"Japan welcomes the announcement that an agreement was made to avoid default. We expect the deal will lead to the stabilization of markets," Chief Cabinet Secretary Yukio Edano said at a news conference.
Finance Minister Yoshihiko Noda said he was "glad to see the last-minute development."
Japan is the second-largest holder of U.S. Treasury bonds after China.
Tokyo stocks were 1.84% higher by noon Monday, after the dollar strengthened against the yen on news of the agreement.
Concerns over the protracted debt negotiations had sent the greenback close to post-War lows against the safe haven yen, with risk-averse investors embracing the Japanese unit to the detriment of exporters whose repatriated earnings are eroded by a strong domestic currency.
The likes of Panasonic, Sharp, Toshiba and Hitachi saw profits tumble in the fiscal first quarter due in part to the strength of the yen.
U.S. President Barack Obama announced that he and top lawmakers had reached a deal to raise the nation's debt limit and avoid default, pending Congress approval.
In Washington, leaders of the Democratic-held Senate and the Republican-led House of Representatives said they would present the framework to their rank-and-file on Monday ahead of final votes to approve the deal.
If approved, the deal will raise the debt ceiling by at least $2.1 trillion -- enough to reach 2013 -- and entail cuts of $2.5 trillion in two rounds, an official said Sunday. The parties have until Tuesday to raise the $14.3 trillion debt limit.
The U.S. government hit the debt limit in May and has used spending and accounting adjustments, as well as higher-than-expected tax receipts, to continue operating normally -- but can only do so until Tuesday.

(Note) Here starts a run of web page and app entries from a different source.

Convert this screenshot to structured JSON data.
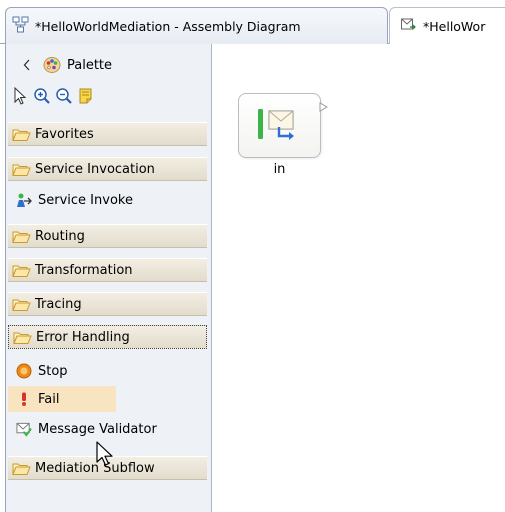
{
  "tabs": [
    {
      "label": "*HelloWorldMediation - Assembly Diagram",
      "active": true,
      "icon": "assembly-diagram-icon"
    },
    {
      "label": "*HelloWor",
      "active": false,
      "icon": "mediation-flow-icon"
    }
  ],
  "palette": {
    "title": "Palette",
    "collapse_icon": "chevron-left-icon",
    "tools": [
      {
        "name": "select-tool-icon"
      },
      {
        "name": "zoom-in-icon"
      },
      {
        "name": "zoom-out-icon"
      },
      {
        "name": "note-icon"
      }
    ],
    "drawers": {
      "favorites": "Favorites",
      "service_invocation": "Service Invocation",
      "routing": "Routing",
      "transformation": "Transformation",
      "tracing": "Tracing",
      "error_handling": "Error Handling",
      "mediation_subflow": "Mediation Subflow"
    },
    "entries": {
      "service_invoke": "Service Invoke",
      "stop": "Stop",
      "fail": "Fail",
      "message_validator": "Message Validator"
    }
  },
  "canvas": {
    "node": {
      "label": "in",
      "icon": "input-node-icon"
    }
  },
  "colors": {
    "drawer_bg": "#e9e3d6",
    "hover_bg": "#f9e4c2",
    "palette_bg": "#eef1f6",
    "accent_green": "#3bb54a",
    "stop_orange": "#f08a14"
  }
}
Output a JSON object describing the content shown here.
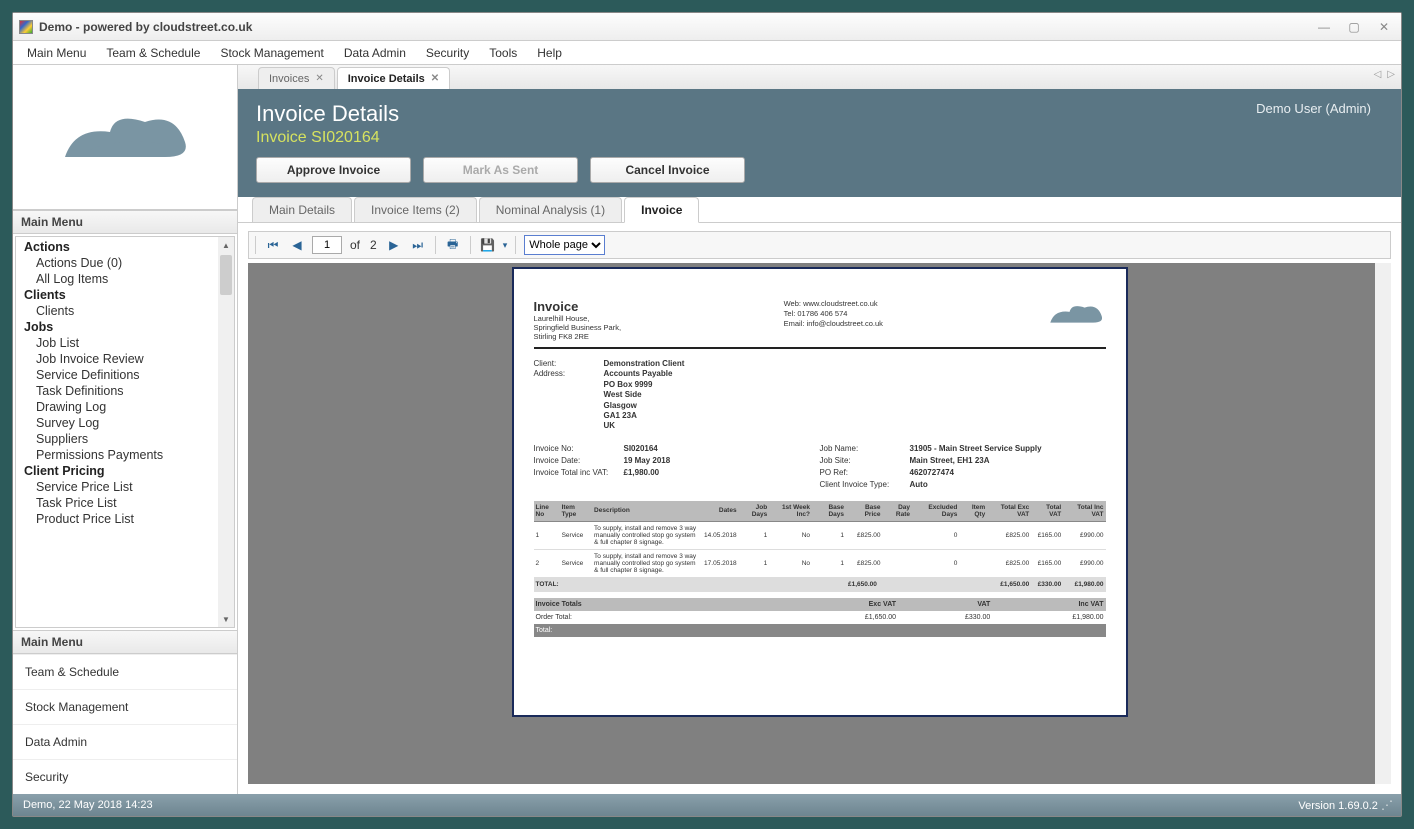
{
  "window": {
    "title": "Demo - powered by cloudstreet.co.uk"
  },
  "menubar": [
    "Main Menu",
    "Team & Schedule",
    "Stock Management",
    "Data Admin",
    "Security",
    "Tools",
    "Help"
  ],
  "sidebar": {
    "header": "Main Menu",
    "groups": [
      {
        "title": "Actions",
        "items": [
          "Actions Due (0)",
          "All Log Items"
        ]
      },
      {
        "title": "Clients",
        "items": [
          "Clients"
        ]
      },
      {
        "title": "Jobs",
        "items": [
          "Job List",
          "Job Invoice Review",
          "Service Definitions",
          "Task Definitions",
          "Drawing Log",
          "Survey Log",
          "Suppliers",
          "Permissions Payments"
        ]
      },
      {
        "title": "Client Pricing",
        "items": [
          "Service Price List",
          "Task Price List",
          "Product Price List"
        ]
      }
    ],
    "nav_header": "Main Menu",
    "nav": [
      "Team & Schedule",
      "Stock Management",
      "Data Admin",
      "Security"
    ]
  },
  "doc_tabs": [
    {
      "label": "Invoices",
      "active": false
    },
    {
      "label": "Invoice Details",
      "active": true
    }
  ],
  "header": {
    "title": "Invoice Details",
    "subtitle": "Invoice SI020164",
    "user": "Demo User (Admin)",
    "buttons": {
      "approve": "Approve Invoice",
      "mark": "Mark As Sent",
      "cancel": "Cancel Invoice"
    }
  },
  "sub_tabs": [
    "Main Details",
    "Invoice Items (2)",
    "Nominal Analysis (1)",
    "Invoice"
  ],
  "sub_tab_active": 3,
  "viewer": {
    "page": "1",
    "of": "of",
    "total": "2",
    "zoom": "Whole page"
  },
  "invoice": {
    "title": "Invoice",
    "company_addr": "Laurelhill House,\nSpringfield Business Park,\nStirling FK8 2RE",
    "contact": {
      "web": "Web: www.cloudstreet.co.uk",
      "tel": "Tel: 01786 406 574",
      "email": "Email: info@cloudstreet.co.uk"
    },
    "client_label": "Client:",
    "client": "Demonstration Client",
    "address_label": "Address:",
    "address": "Accounts Payable\nPO Box 9999\nWest Side\nGlasgow\nGA1 23A\nUK",
    "meta_left": [
      {
        "label": "Invoice No:",
        "value": "SI020164"
      },
      {
        "label": "Invoice Date:",
        "value": "19 May 2018"
      },
      {
        "label": "Invoice Total inc VAT:",
        "value": "£1,980.00"
      }
    ],
    "meta_right": [
      {
        "label": "Job Name:",
        "value": "31905 - Main Street Service Supply"
      },
      {
        "label": "Job Site:",
        "value": "Main Street, EH1 23A"
      },
      {
        "label": "PO Ref:",
        "value": "4620727474"
      },
      {
        "label": "Client Invoice Type:",
        "value": "Auto"
      }
    ],
    "cols": [
      "Line No",
      "Item Type",
      "Description",
      "Dates",
      "Job Days",
      "1st Week Inc?",
      "Base Days",
      "Base Price",
      "Day Rate",
      "Excluded Days",
      "Item Qty",
      "Total Exc VAT",
      "Total VAT",
      "Total Inc VAT"
    ],
    "rows": [
      {
        "no": "1",
        "type": "Service",
        "desc": "To supply, install and remove 3 way manually controlled stop go system & full chapter 8 signage.",
        "dates": "14.05.2018",
        "jobdays": "1",
        "wk": "No",
        "bdays": "1",
        "bprice": "£825.00",
        "rate": "",
        "excl": "0",
        "qty": "",
        "exvat": "£825.00",
        "vat": "£165.00",
        "incvat": "£990.00"
      },
      {
        "no": "2",
        "type": "Service",
        "desc": "To supply, install and remove 3 way manually controlled stop go system & full chapter 8 signage.",
        "dates": "17.05.2018",
        "jobdays": "1",
        "wk": "No",
        "bdays": "1",
        "bprice": "£825.00",
        "rate": "",
        "excl": "0",
        "qty": "",
        "exvat": "£825.00",
        "vat": "£165.00",
        "incvat": "£990.00"
      }
    ],
    "total_label": "TOTAL:",
    "totals": {
      "bprice": "£1,650.00",
      "exvat": "£1,650.00",
      "vat": "£330.00",
      "incvat": "£1,980.00"
    },
    "summary_header": [
      "Invoice Totals",
      "Exc VAT",
      "VAT",
      "Inc VAT"
    ],
    "order_total_label": "Order Total:",
    "summary_totals": {
      "exvat": "£1,650.00",
      "vat": "£330.00",
      "incvat": "£1,980.00"
    },
    "total_row_label": "Total:"
  },
  "status": {
    "left": "Demo, 22 May 2018 14:23",
    "right": "Version 1.69.0.2"
  }
}
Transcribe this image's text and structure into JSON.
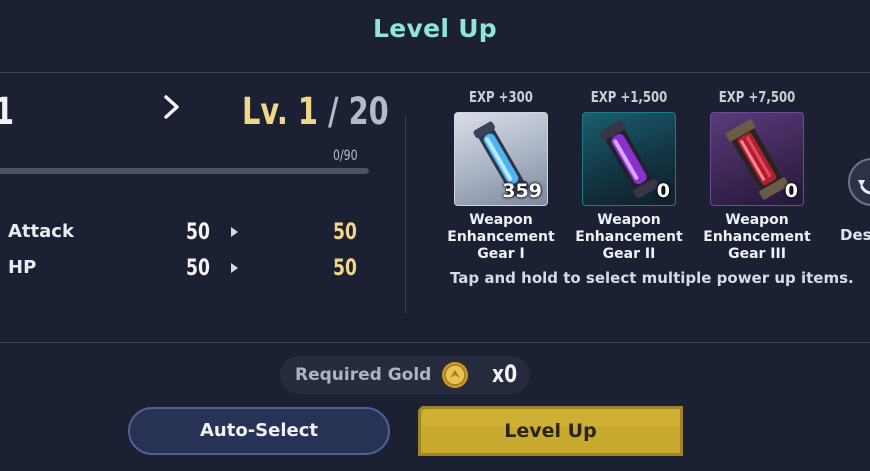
{
  "header": {
    "title": "Level Up"
  },
  "level": {
    "current": "1",
    "next_prefix": "Lv. ",
    "next": "1",
    "max_sep": " / 20",
    "exp_text": "0/90",
    "exp_progress": 0
  },
  "stats": [
    {
      "name": "Attack",
      "current": "50",
      "next": "50"
    },
    {
      "name": "HP",
      "current": "50",
      "next": "50"
    }
  ],
  "items": [
    {
      "exp": "EXP +300",
      "count": "359",
      "name_lines": [
        "Weapon",
        "Enhancement",
        "Gear I"
      ],
      "color": "#4aa8e8"
    },
    {
      "exp": "EXP +1,500",
      "count": "0",
      "name_lines": [
        "Weapon",
        "Enhancement",
        "Gear II"
      ],
      "color": "#9b3ad9"
    },
    {
      "exp": "EXP +7,500",
      "count": "0",
      "name_lines": [
        "Weapon",
        "Enhancement",
        "Gear III"
      ],
      "color": "#c2223a"
    }
  ],
  "hint": "Tap and hold to select multiple power up items.",
  "side_button": {
    "label": "Des",
    "icon": "refresh-icon"
  },
  "gold": {
    "label": "Required Gold",
    "amount": "x0",
    "icon": "gold-coin-icon"
  },
  "buttons": {
    "auto_select": "Auto-Select",
    "level_up": "Level Up"
  },
  "colors": {
    "title": "#8ee6d9",
    "gold_text": "#f0d58a",
    "level_up_button": "#c8aa2e",
    "auto_select_border": "#4d5f97"
  }
}
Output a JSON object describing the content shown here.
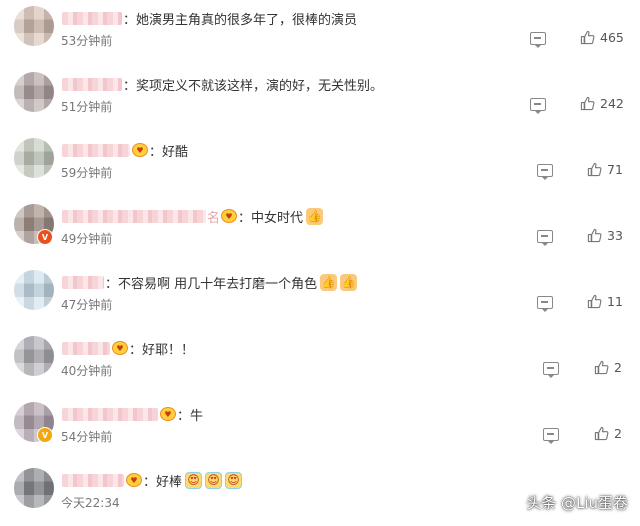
{
  "comments": [
    {
      "sep": "：",
      "text": "她演男主角真的很多年了，很棒的演员",
      "time": "53分钟前",
      "likes": "465"
    },
    {
      "sep": "：",
      "text": "奖项定义不就该这样，演的好，无关性别。",
      "time": "51分钟前",
      "likes": "242"
    },
    {
      "sep": "：",
      "text": "好酷",
      "time": "59分钟前",
      "likes": "71"
    },
    {
      "name_tail": "名",
      "sep": "：",
      "text": "中女时代",
      "time": "49分钟前",
      "likes": "33"
    },
    {
      "sep": "：",
      "text": "不容易啊 用几十年去打磨一个角色",
      "time": "47分钟前",
      "likes": "11"
    },
    {
      "sep": "：",
      "text": "好耶！！",
      "time": "40分钟前",
      "likes": "2"
    },
    {
      "sep": "：",
      "text": "牛",
      "time": "54分钟前",
      "likes": "2"
    },
    {
      "sep": "：",
      "text": "好棒",
      "time": "今天22:34",
      "likes": ""
    }
  ],
  "icons": {
    "reply": "reply-icon",
    "like": "thumbs-up-icon",
    "emoji_thumb": "thumbs-up-emoji",
    "emoji_face": "heart-eyes-emoji",
    "badge": "fan-badge-icon"
  },
  "watermark": "头条 @Liu蛋卷"
}
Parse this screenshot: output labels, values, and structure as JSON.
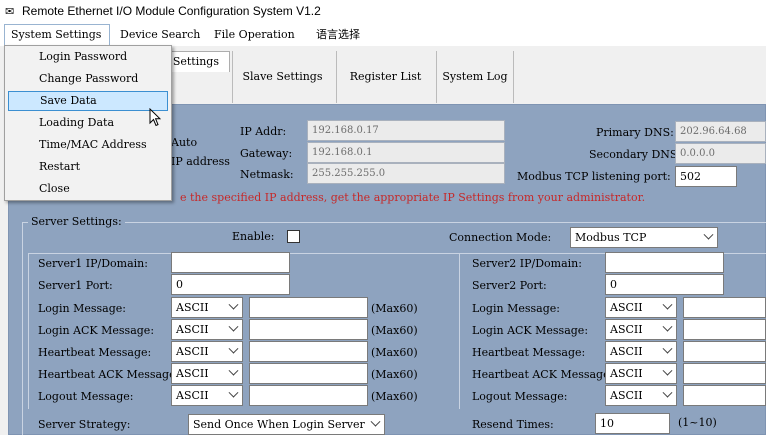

Japanese business and finance leaders have warned that default would send crippling aftershocks through the fragile U.S. economy, still wrestling with stubbornly high unemployment of 9.2% in the wake of the 2008 global meltdown.© 2011 AFP